## Available data
======
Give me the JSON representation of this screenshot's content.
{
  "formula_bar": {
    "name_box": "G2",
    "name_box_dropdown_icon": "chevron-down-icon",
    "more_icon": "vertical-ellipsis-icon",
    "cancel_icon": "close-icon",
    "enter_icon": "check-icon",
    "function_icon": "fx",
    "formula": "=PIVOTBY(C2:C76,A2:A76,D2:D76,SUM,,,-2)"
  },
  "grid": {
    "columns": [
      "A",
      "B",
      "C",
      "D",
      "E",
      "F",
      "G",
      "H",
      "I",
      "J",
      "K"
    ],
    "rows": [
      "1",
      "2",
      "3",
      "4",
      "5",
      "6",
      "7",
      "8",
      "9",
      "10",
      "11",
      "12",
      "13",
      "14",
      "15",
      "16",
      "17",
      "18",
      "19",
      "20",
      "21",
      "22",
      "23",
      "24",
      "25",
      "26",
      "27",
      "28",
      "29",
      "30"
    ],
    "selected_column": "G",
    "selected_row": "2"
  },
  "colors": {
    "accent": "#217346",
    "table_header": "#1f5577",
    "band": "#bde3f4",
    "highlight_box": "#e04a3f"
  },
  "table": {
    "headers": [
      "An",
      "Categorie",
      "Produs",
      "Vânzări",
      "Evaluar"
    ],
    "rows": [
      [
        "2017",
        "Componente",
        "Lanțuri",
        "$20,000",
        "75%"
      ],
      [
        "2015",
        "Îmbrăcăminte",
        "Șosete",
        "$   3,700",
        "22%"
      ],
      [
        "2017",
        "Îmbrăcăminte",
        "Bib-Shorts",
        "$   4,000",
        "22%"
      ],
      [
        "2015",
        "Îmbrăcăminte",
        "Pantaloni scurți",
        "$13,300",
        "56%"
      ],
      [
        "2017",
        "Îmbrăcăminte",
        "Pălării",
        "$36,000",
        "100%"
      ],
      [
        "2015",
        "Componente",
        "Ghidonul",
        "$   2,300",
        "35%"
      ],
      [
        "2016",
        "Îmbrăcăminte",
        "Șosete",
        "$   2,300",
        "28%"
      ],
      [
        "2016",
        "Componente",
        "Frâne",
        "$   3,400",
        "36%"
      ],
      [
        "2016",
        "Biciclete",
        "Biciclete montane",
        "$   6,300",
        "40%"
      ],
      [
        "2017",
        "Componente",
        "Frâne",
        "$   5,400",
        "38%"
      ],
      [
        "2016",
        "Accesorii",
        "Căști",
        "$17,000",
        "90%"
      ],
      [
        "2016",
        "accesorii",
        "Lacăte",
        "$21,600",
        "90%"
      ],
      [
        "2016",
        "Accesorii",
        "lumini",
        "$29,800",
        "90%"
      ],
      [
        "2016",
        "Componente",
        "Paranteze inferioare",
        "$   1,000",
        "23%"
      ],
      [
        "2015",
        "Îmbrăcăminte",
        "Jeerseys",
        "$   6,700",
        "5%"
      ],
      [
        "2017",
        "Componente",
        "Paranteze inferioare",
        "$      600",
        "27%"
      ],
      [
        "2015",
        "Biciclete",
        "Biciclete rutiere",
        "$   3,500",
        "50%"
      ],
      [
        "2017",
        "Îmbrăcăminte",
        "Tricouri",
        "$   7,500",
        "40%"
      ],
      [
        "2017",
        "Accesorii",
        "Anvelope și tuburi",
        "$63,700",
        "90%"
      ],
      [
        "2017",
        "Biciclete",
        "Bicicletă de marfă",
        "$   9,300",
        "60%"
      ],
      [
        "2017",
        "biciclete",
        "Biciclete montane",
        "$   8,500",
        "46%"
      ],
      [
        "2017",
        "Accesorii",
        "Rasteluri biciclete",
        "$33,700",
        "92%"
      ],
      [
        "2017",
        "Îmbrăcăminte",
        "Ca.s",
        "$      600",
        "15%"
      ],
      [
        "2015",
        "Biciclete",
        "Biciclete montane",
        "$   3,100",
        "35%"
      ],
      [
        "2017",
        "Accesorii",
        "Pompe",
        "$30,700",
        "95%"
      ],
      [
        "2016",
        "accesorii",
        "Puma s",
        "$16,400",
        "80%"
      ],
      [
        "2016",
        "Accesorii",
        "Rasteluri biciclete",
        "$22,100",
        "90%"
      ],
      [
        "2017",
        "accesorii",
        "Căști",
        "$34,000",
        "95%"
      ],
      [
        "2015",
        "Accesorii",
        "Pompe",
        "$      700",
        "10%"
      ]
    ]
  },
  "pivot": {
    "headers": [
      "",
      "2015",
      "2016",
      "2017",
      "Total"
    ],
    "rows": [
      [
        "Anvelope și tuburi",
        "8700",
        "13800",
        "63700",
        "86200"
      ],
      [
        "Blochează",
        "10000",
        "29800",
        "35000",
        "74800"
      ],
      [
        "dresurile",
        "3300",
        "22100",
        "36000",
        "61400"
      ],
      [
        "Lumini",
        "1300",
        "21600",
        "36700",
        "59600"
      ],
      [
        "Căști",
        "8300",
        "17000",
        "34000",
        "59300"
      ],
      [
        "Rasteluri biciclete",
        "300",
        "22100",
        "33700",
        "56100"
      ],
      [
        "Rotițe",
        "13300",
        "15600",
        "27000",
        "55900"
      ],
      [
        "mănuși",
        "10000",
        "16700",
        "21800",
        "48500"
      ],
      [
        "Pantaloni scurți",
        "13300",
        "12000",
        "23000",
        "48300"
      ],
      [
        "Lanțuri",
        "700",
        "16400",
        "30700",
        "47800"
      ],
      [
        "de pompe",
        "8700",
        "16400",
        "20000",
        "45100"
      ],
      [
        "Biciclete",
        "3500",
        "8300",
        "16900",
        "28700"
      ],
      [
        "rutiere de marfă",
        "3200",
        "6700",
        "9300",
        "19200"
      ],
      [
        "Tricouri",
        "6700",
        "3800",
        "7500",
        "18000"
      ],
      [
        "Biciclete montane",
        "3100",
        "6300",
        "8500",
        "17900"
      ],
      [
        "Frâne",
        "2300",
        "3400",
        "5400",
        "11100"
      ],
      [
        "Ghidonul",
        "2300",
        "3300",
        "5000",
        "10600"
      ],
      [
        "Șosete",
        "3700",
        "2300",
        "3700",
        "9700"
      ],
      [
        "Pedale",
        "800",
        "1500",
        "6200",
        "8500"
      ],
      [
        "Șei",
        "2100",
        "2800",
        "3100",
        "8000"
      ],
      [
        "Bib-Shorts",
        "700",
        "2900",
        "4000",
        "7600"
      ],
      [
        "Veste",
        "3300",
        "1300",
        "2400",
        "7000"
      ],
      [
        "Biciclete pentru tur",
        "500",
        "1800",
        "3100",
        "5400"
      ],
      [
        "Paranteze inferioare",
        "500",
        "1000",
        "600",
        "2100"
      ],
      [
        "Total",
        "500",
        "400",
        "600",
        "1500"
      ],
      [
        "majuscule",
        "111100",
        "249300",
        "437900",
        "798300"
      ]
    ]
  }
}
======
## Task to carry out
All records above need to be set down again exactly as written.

## Response box
Give me the JSON representation of this screenshot's content.
{
  "formula_bar": {
    "name_box": "G2",
    "name_box_dropdown_icon": "chevron-down-icon",
    "more_icon": "vertical-ellipsis-icon",
    "cancel_icon": "close-icon",
    "enter_icon": "check-icon",
    "function_icon": "fx",
    "formula": "=PIVOTBY(C2:C76,A2:A76,D2:D76,SUM,,,-2)"
  },
  "grid": {
    "columns": [
      "A",
      "B",
      "C",
      "D",
      "E",
      "F",
      "G",
      "H",
      "I",
      "J",
      "K"
    ],
    "rows": [
      "1",
      "2",
      "3",
      "4",
      "5",
      "6",
      "7",
      "8",
      "9",
      "10",
      "11",
      "12",
      "13",
      "14",
      "15",
      "16",
      "17",
      "18",
      "19",
      "20",
      "21",
      "22",
      "23",
      "24",
      "25",
      "26",
      "27",
      "28",
      "29",
      "30"
    ],
    "selected_column": "G",
    "selected_row": "2"
  },
  "colors": {
    "accent": "#217346",
    "table_header": "#1f5577",
    "band": "#bde3f4",
    "highlight_box": "#e04a3f"
  },
  "table": {
    "headers": [
      "An",
      "Categorie",
      "Produs",
      "Vânzări",
      "Evaluar"
    ],
    "rows": [
      [
        "2017",
        "Componente",
        "Lanțuri",
        "$20,000",
        "75%"
      ],
      [
        "2015",
        "Îmbrăcăminte",
        "Șosete",
        "$   3,700",
        "22%"
      ],
      [
        "2017",
        "Îmbrăcăminte",
        "Bib-Shorts",
        "$   4,000",
        "22%"
      ],
      [
        "2015",
        "Îmbrăcăminte",
        "Pantaloni scurți",
        "$13,300",
        "56%"
      ],
      [
        "2017",
        "Îmbrăcăminte",
        "Pălării",
        "$36,000",
        "100%"
      ],
      [
        "2015",
        "Componente",
        "Ghidonul",
        "$   2,300",
        "35%"
      ],
      [
        "2016",
        "Îmbrăcăminte",
        "Șosete",
        "$   2,300",
        "28%"
      ],
      [
        "2016",
        "Componente",
        "Frâne",
        "$   3,400",
        "36%"
      ],
      [
        "2016",
        "Biciclete",
        "Biciclete montane",
        "$   6,300",
        "40%"
      ],
      [
        "2017",
        "Componente",
        "Frâne",
        "$   5,400",
        "38%"
      ],
      [
        "2016",
        "Accesorii",
        "Căști",
        "$17,000",
        "90%"
      ],
      [
        "2016",
        "accesorii",
        "Lacăte",
        "$21,600",
        "90%"
      ],
      [
        "2016",
        "Accesorii",
        "lumini",
        "$29,800",
        "90%"
      ],
      [
        "2016",
        "Componente",
        "Paranteze inferioare",
        "$   1,000",
        "23%"
      ],
      [
        "2015",
        "Îmbrăcăminte",
        "Jeerseys",
        "$   6,700",
        "5%"
      ],
      [
        "2017",
        "Componente",
        "Paranteze inferioare",
        "$      600",
        "27%"
      ],
      [
        "2015",
        "Biciclete",
        "Biciclete rutiere",
        "$   3,500",
        "50%"
      ],
      [
        "2017",
        "Îmbrăcăminte",
        "Tricouri",
        "$   7,500",
        "40%"
      ],
      [
        "2017",
        "Accesorii",
        "Anvelope și tuburi",
        "$63,700",
        "90%"
      ],
      [
        "2017",
        "Biciclete",
        "Bicicletă de marfă",
        "$   9,300",
        "60%"
      ],
      [
        "2017",
        "biciclete",
        "Biciclete montane",
        "$   8,500",
        "46%"
      ],
      [
        "2017",
        "Accesorii",
        "Rasteluri biciclete",
        "$33,700",
        "92%"
      ],
      [
        "2017",
        "Îmbrăcăminte",
        "Ca.s",
        "$      600",
        "15%"
      ],
      [
        "2015",
        "Biciclete",
        "Biciclete montane",
        "$   3,100",
        "35%"
      ],
      [
        "2017",
        "Accesorii",
        "Pompe",
        "$30,700",
        "95%"
      ],
      [
        "2016",
        "accesorii",
        "Puma s",
        "$16,400",
        "80%"
      ],
      [
        "2016",
        "Accesorii",
        "Rasteluri biciclete",
        "$22,100",
        "90%"
      ],
      [
        "2017",
        "accesorii",
        "Căști",
        "$34,000",
        "95%"
      ],
      [
        "2015",
        "Accesorii",
        "Pompe",
        "$      700",
        "10%"
      ]
    ]
  },
  "pivot": {
    "headers": [
      "",
      "2015",
      "2016",
      "2017",
      "Total"
    ],
    "rows": [
      [
        "Anvelope și tuburi",
        "8700",
        "13800",
        "63700",
        "86200"
      ],
      [
        "Blochează",
        "10000",
        "29800",
        "35000",
        "74800"
      ],
      [
        "dresurile",
        "3300",
        "22100",
        "36000",
        "61400"
      ],
      [
        "Lumini",
        "1300",
        "21600",
        "36700",
        "59600"
      ],
      [
        "Căști",
        "8300",
        "17000",
        "34000",
        "59300"
      ],
      [
        "Rasteluri biciclete",
        "300",
        "22100",
        "33700",
        "56100"
      ],
      [
        "Rotițe",
        "13300",
        "15600",
        "27000",
        "55900"
      ],
      [
        "mănuși",
        "10000",
        "16700",
        "21800",
        "48500"
      ],
      [
        "Pantaloni scurți",
        "13300",
        "12000",
        "23000",
        "48300"
      ],
      [
        "Lanțuri",
        "700",
        "16400",
        "30700",
        "47800"
      ],
      [
        "de pompe",
        "8700",
        "16400",
        "20000",
        "45100"
      ],
      [
        "Biciclete",
        "3500",
        "8300",
        "16900",
        "28700"
      ],
      [
        "rutiere de marfă",
        "3200",
        "6700",
        "9300",
        "19200"
      ],
      [
        "Tricouri",
        "6700",
        "3800",
        "7500",
        "18000"
      ],
      [
        "Biciclete montane",
        "3100",
        "6300",
        "8500",
        "17900"
      ],
      [
        "Frâne",
        "2300",
        "3400",
        "5400",
        "11100"
      ],
      [
        "Ghidonul",
        "2300",
        "3300",
        "5000",
        "10600"
      ],
      [
        "Șosete",
        "3700",
        "2300",
        "3700",
        "9700"
      ],
      [
        "Pedale",
        "800",
        "1500",
        "6200",
        "8500"
      ],
      [
        "Șei",
        "2100",
        "2800",
        "3100",
        "8000"
      ],
      [
        "Bib-Shorts",
        "700",
        "2900",
        "4000",
        "7600"
      ],
      [
        "Veste",
        "3300",
        "1300",
        "2400",
        "7000"
      ],
      [
        "Biciclete pentru tur",
        "500",
        "1800",
        "3100",
        "5400"
      ],
      [
        "Paranteze inferioare",
        "500",
        "1000",
        "600",
        "2100"
      ],
      [
        "Total",
        "500",
        "400",
        "600",
        "1500"
      ],
      [
        "majuscule",
        "111100",
        "249300",
        "437900",
        "798300"
      ]
    ]
  }
}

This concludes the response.